[Entries from a dataset of interfaces]
═══
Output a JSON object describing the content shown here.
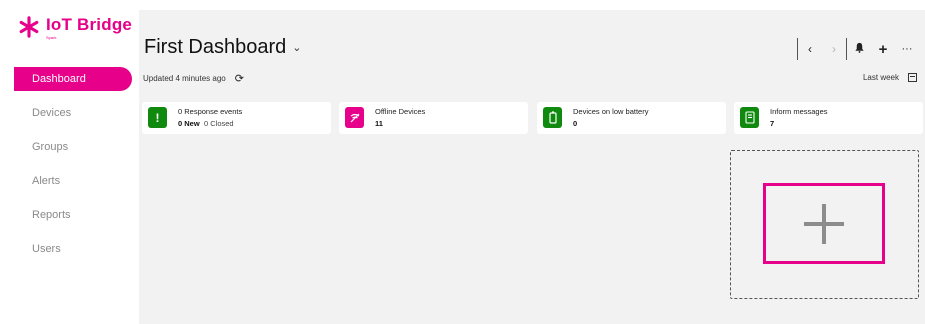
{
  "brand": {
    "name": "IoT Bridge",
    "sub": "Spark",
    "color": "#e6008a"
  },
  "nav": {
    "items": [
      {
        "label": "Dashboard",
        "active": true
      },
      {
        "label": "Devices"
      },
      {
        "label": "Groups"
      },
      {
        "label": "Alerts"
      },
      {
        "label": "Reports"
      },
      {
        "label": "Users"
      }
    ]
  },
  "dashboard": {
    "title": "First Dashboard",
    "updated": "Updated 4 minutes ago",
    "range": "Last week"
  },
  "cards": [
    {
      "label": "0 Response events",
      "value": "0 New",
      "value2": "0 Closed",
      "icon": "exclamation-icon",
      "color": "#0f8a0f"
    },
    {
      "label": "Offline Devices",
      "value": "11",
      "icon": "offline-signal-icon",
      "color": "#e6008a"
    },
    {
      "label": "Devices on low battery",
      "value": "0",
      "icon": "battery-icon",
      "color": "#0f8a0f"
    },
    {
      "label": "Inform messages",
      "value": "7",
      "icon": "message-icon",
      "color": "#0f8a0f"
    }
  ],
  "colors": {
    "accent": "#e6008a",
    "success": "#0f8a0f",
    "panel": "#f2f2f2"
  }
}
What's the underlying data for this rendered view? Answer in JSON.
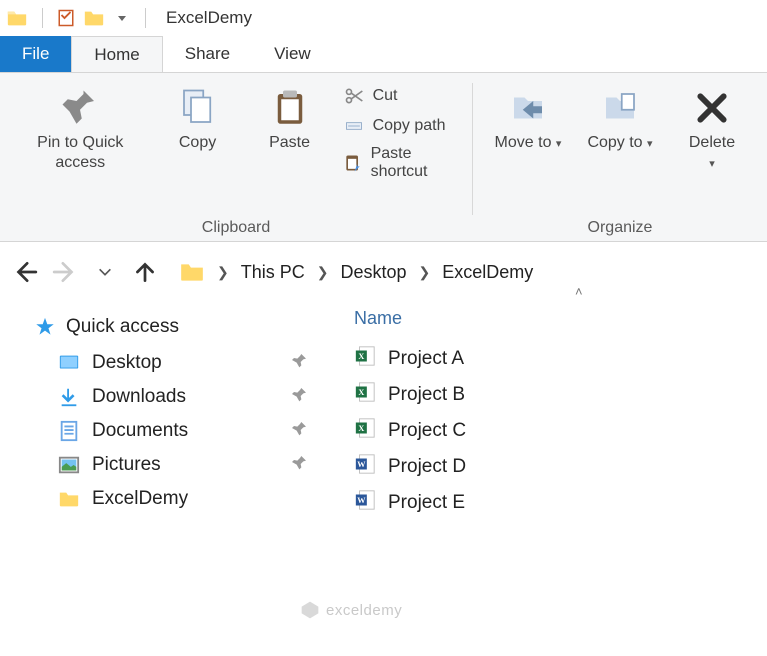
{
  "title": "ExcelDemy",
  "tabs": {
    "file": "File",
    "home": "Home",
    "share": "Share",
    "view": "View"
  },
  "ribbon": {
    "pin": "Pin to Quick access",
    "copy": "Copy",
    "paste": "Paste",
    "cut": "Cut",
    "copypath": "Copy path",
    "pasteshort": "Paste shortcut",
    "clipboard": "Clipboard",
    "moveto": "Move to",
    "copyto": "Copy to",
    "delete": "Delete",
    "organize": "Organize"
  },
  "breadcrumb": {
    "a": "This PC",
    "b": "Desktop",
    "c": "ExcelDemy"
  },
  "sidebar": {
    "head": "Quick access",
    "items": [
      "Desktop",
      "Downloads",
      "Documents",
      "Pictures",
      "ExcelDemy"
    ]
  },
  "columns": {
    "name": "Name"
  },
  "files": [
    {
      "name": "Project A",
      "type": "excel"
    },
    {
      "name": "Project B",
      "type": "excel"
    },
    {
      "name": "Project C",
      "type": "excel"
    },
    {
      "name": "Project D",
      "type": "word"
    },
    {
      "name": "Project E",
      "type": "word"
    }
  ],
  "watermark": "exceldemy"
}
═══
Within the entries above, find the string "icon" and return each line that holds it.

      "icon": "exclamation-icon",
      "icon": "offline-signal-icon",
      "icon": "battery-icon",
      "icon": "message-icon",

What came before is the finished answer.